It’s award season, my favorite time of year. I love to watch the Golden Globes, the Screen Actors Guild Awards, and the Oscars.
Barbara Bridges appeared on The Frankie Boyer Show on BizTalk Radio on February 3, 2020.
When the 2020 Academy Award nominations were announced, many said women in film are finally breaking through. Today’s guests say “No, they’re making a comeback!”
Co-authors Barbara Bridges and Jill S. Tietjen discuss how women helped found the movie industry – a time when they ran silent movie studios and held positions of power. When a female director, and an actress, were paid more than any man in the business.

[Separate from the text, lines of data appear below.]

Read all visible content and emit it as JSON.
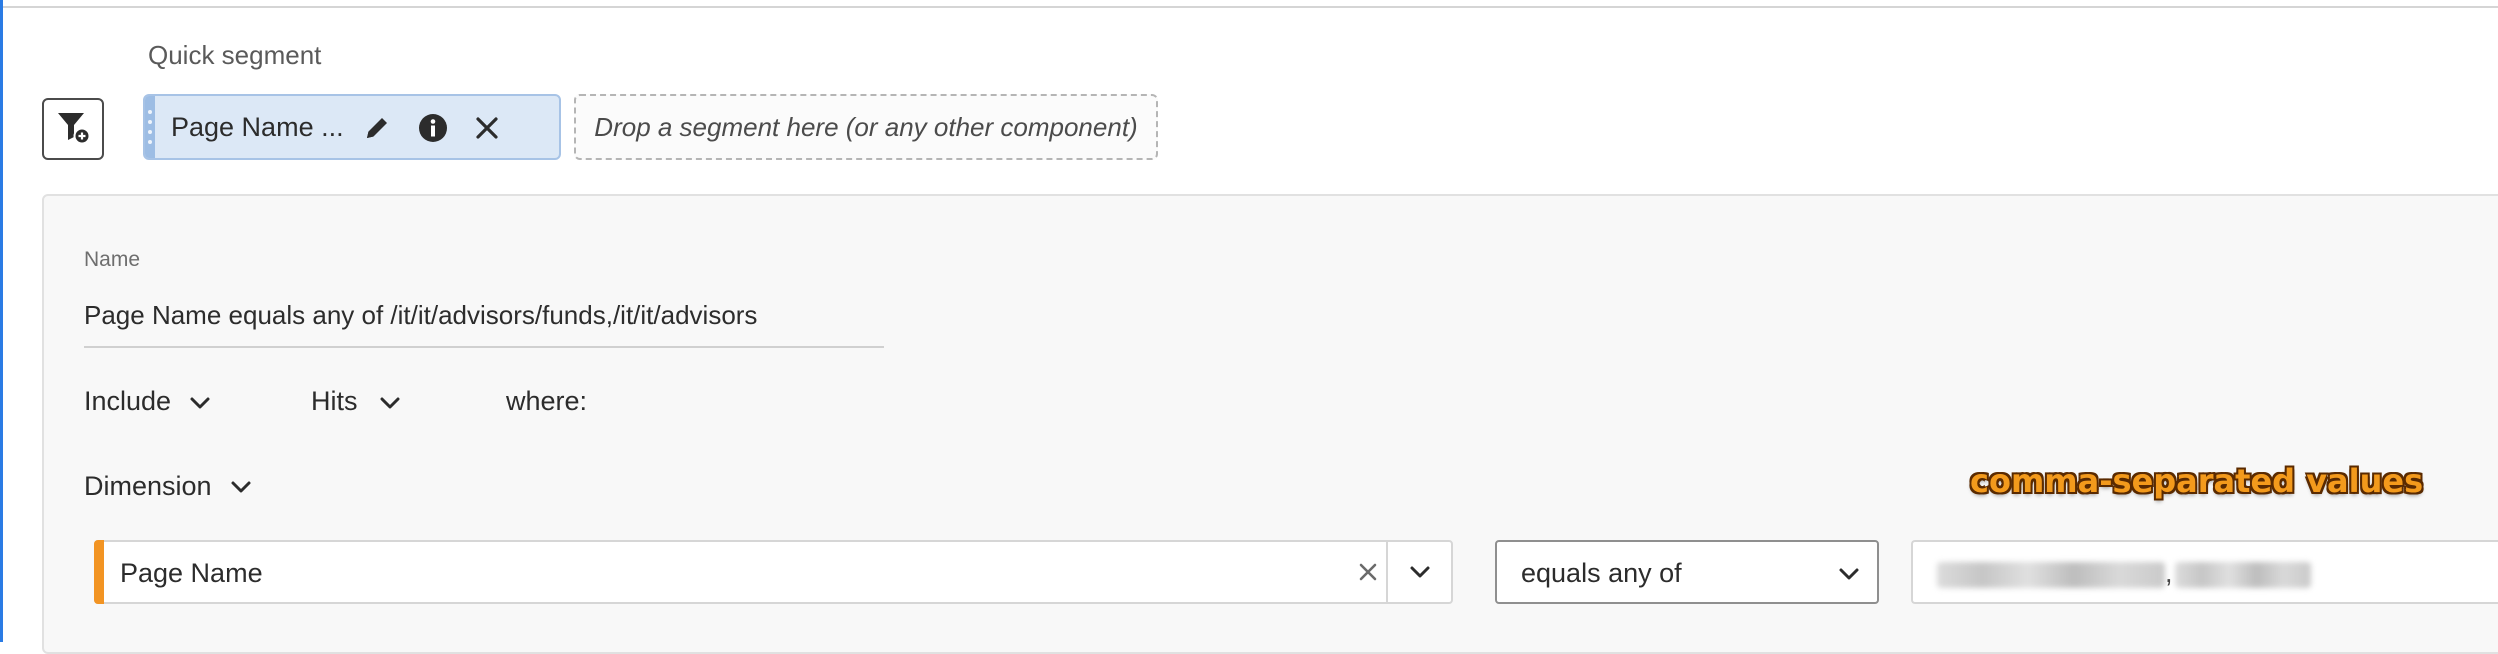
{
  "quick_segment": {
    "label": "Quick segment",
    "chip_label": "Page Name ...",
    "drop_zone_text": "Drop a segment here (or any other component)"
  },
  "editor": {
    "name_label": "Name",
    "name_value": "Page Name equals any of /it/it/advisors/funds,/it/it/advisors",
    "include_label": "Include",
    "hits_label": "Hits",
    "where_label": "where:",
    "dimension_label": "Dimension",
    "dimension_value": "Page Name",
    "operator_value": "equals any of",
    "values_separator": ","
  },
  "annotation": "comma-separated values",
  "colors": {
    "accent_orange": "#f29423",
    "chip_background": "#dce8f6",
    "left_bar": "#2a7be4"
  },
  "icons": [
    "filter-add-icon",
    "pencil-icon",
    "info-icon",
    "close-icon",
    "chevron-down-icon",
    "clear-icon"
  ]
}
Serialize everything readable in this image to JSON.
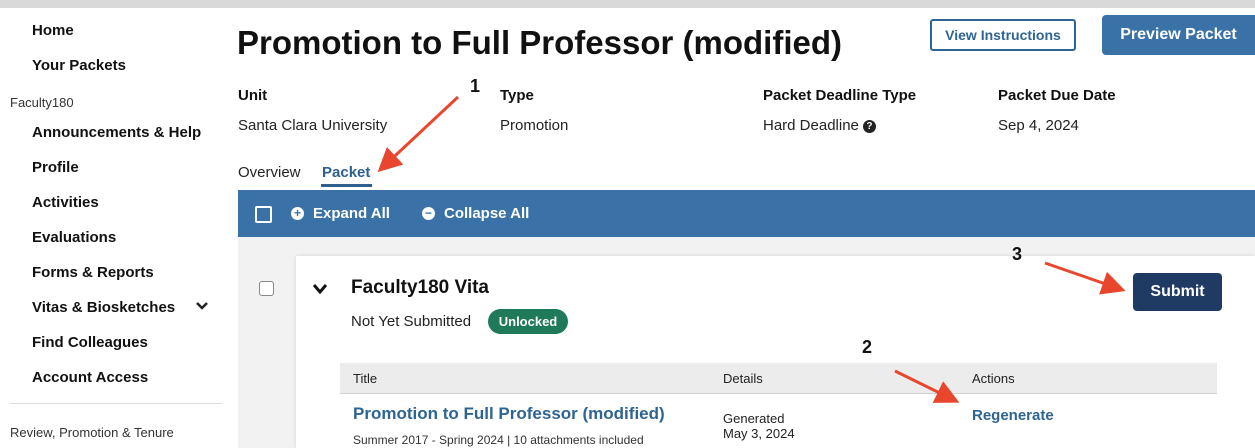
{
  "sidebar": {
    "items": [
      {
        "label": "Home"
      },
      {
        "label": "Your Packets"
      },
      {
        "label": "Announcements & Help"
      },
      {
        "label": "Profile"
      },
      {
        "label": "Activities"
      },
      {
        "label": "Evaluations"
      },
      {
        "label": "Forms & Reports"
      },
      {
        "label": "Vitas & Biosketches",
        "icon": "chevron-down-icon"
      },
      {
        "label": "Find Colleagues"
      },
      {
        "label": "Account Access"
      }
    ],
    "section_faculty": "Faculty180",
    "section_review": "Review, Promotion & Tenure"
  },
  "header": {
    "title": "Promotion to Full Professor (modified)",
    "view_instructions": "View Instructions",
    "preview_packet": "Preview Packet"
  },
  "meta": {
    "unit_label": "Unit",
    "unit_value": "Santa Clara University",
    "type_label": "Type",
    "type_value": "Promotion",
    "deadline_type_label": "Packet Deadline Type",
    "deadline_type_value": "Hard Deadline",
    "due_date_label": "Packet Due Date",
    "due_date_value": "Sep 4, 2024"
  },
  "tabs": [
    {
      "label": "Overview",
      "active": false
    },
    {
      "label": "Packet",
      "active": true
    }
  ],
  "toolbar": {
    "expand_all": "Expand All",
    "collapse_all": "Collapse All"
  },
  "section": {
    "title": "Faculty180 Vita",
    "status": "Not Yet Submitted",
    "badge": "Unlocked",
    "submit": "Submit",
    "table": {
      "headers": [
        "Title",
        "Details",
        "Actions"
      ],
      "row": {
        "title": "Promotion to Full Professor (modified)",
        "subtitle": "Summer 2017 - Spring 2024 | 10 attachments included",
        "details_line1": "Generated",
        "details_line2": "May 3, 2024",
        "action": "Regenerate"
      }
    }
  },
  "annotations": [
    "1",
    "2",
    "3"
  ],
  "colors": {
    "primary_blue": "#3a72a8",
    "link_blue": "#2e6494",
    "dark_navy": "#1f3a63",
    "badge_green": "#1f7a5a",
    "arrow_red": "#e8472e"
  }
}
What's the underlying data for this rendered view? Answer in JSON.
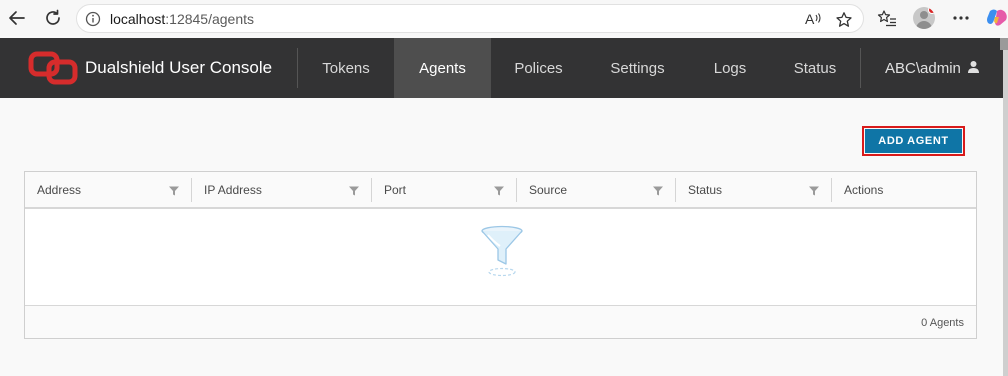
{
  "browser": {
    "url_host": "localhost",
    "url_rest": ":12845/agents",
    "icons": [
      "back-arrow-icon",
      "reload-icon",
      "info-icon",
      "read-aloud-icon",
      "favorite-star-icon",
      "favorites-list-icon",
      "profile-avatar",
      "more-menu-icon",
      "copilot-icon"
    ]
  },
  "header": {
    "brand": "Dualshield User Console",
    "tabs": [
      {
        "label": "Tokens",
        "active": false
      },
      {
        "label": "Agents",
        "active": true
      },
      {
        "label": "Polices",
        "active": false
      },
      {
        "label": "Settings",
        "active": false
      },
      {
        "label": "Logs",
        "active": false
      },
      {
        "label": "Status",
        "active": false
      }
    ],
    "user": "ABC\\admin",
    "logo_color": "#d62c2c",
    "background": "#333334"
  },
  "toolbar": {
    "add_label": "ADD AGENT",
    "add_color": "#0f75a6"
  },
  "grid": {
    "columns": [
      "Address",
      "IP Address",
      "Port",
      "Source",
      "Status",
      "Actions"
    ],
    "rows": [],
    "footer": "0 Agents"
  }
}
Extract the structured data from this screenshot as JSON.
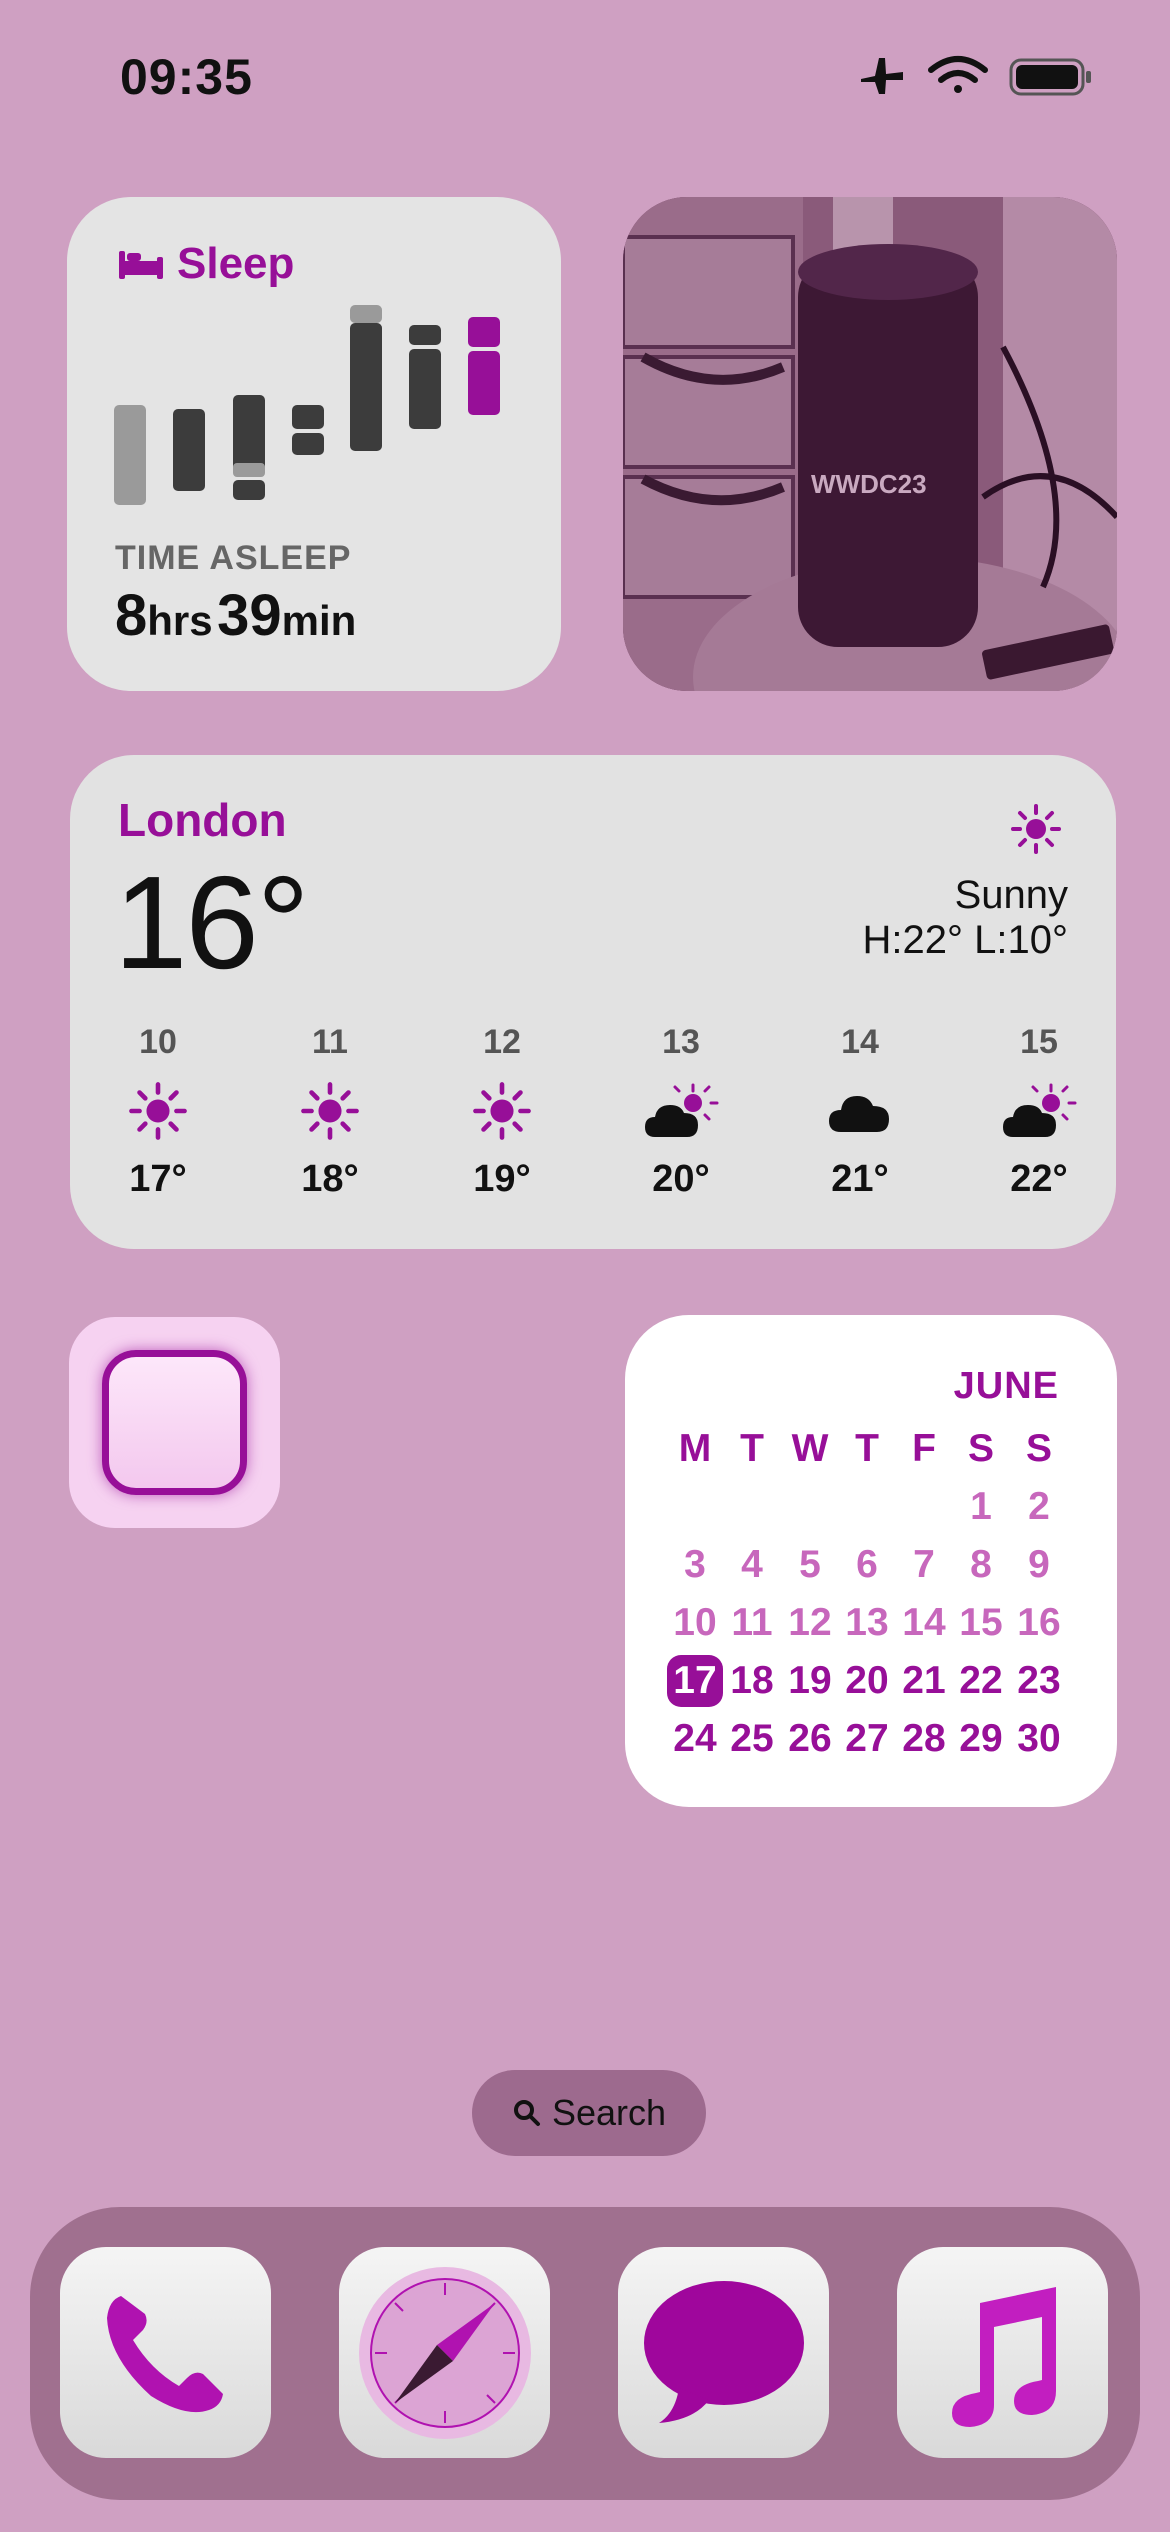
{
  "status_bar": {
    "time": "09:35",
    "icons": [
      "airplane-icon",
      "wifi-icon",
      "battery-icon"
    ]
  },
  "sleep_widget": {
    "title": "Sleep",
    "icon": "bed-icon",
    "caption": "TIME ASLEEP",
    "hours_value": "8",
    "hours_unit": "hrs",
    "minutes_value": "39",
    "minutes_unit": "min"
  },
  "photo_widget": {
    "icon": "photo-icon",
    "bottle_text": "WWDC23"
  },
  "weather_widget": {
    "city": "London",
    "temperature": "16°",
    "condition": "Sunny",
    "high_low": "H:22° L:10°",
    "condition_icon": "sun-icon",
    "forecast": [
      {
        "hour": "10",
        "icon": "sun-icon",
        "temp": "17°"
      },
      {
        "hour": "11",
        "icon": "sun-icon",
        "temp": "18°"
      },
      {
        "hour": "12",
        "icon": "sun-icon",
        "temp": "19°"
      },
      {
        "hour": "13",
        "icon": "cloud-sun-icon",
        "temp": "20°"
      },
      {
        "hour": "14",
        "icon": "cloud-icon",
        "temp": "21°"
      },
      {
        "hour": "15",
        "icon": "cloud-sun-icon",
        "temp": "22°"
      }
    ]
  },
  "focus_widget": {
    "icon": "rounded-square-icon"
  },
  "calendar_widget": {
    "month": "JUNE",
    "weekdays": [
      "M",
      "T",
      "W",
      "T",
      "F",
      "S",
      "S"
    ],
    "weeks": [
      [
        "",
        "",
        "",
        "",
        "",
        "1",
        "2"
      ],
      [
        "3",
        "4",
        "5",
        "6",
        "7",
        "8",
        "9"
      ],
      [
        "10",
        "11",
        "12",
        "13",
        "14",
        "15",
        "16"
      ],
      [
        "17",
        "18",
        "19",
        "20",
        "21",
        "22",
        "23"
      ],
      [
        "24",
        "25",
        "26",
        "27",
        "28",
        "29",
        "30"
      ]
    ],
    "today": "17"
  },
  "search": {
    "label": "Search",
    "icon": "search-icon"
  },
  "dock": {
    "apps": [
      "phone-icon",
      "safari-compass-icon",
      "messages-icon",
      "music-icon"
    ]
  },
  "colors": {
    "wallpaper": "#cfa0c2",
    "accent": "#970f98",
    "dock": "#a0708f"
  }
}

We explore when and why that changed. Why it’s important we have more female representation in the industry. How they collaborated during the writing process. And snippets from their beautiful book Hollywood: Her Story, An Illustrated History of Women and the Movies.
Jill S. Tietjen is an author, speaker, and electrical engineer. One of the top historians on women in the U.S., Jill is inducted into the Colorado Women’s Hall of Fame and her work has won many awards. Entrepreneur Barbara Bridges cofounded Women+Film to bring audiences together with films by, and about, women. The Denver Post named her as one of Colorado’s Top Thinkers in Arts and Culture.
Barbara and Jill discuss Hollywood: Her Story with Paul Miller.
The Oscar nominations have been announced!
As we approach the holiday season, we are reminded of the Christmas movies that warm our hearts and have become movie classics. Two specific examples are It’s a Wonderful Life and Miracle on 34th Street. In this month’s newsletter, we focus on the actresses in the leading roles in those movies: Donna Reed and Natalie Wood.Read More
Hollywood is more than just a town on a hill. It’s an image, it’s a great crowd of people, and it’s culture.Read More
Newsday recommends Hollywood: Her Story as a gift idea that deserves a prominent space on anyone’s coffee table!
The first time that a woman was nominated for Best Cinematographer in the nine decades of Oscar history was in 2018. In that year, Rachel Morrison finally broke the gender barrier and received, but did not win, the nomination for the movie Mudbound. In 1980, Brianne Murphy became the first female cinematographer to be invited to join the American Society of Cinematographers (ASC). She remained the only woman member for fifteen years. Today, only 4% of the members of ASC are women. Let’s learn about these accomplished cinematographers.
While women have been involved in all aspects of the movie business from the beginning, and scrambling for gender parity for more than a century, film historians long ago pointed their spotlights on the triumphs of men, and thousands of women’s stories disappeared.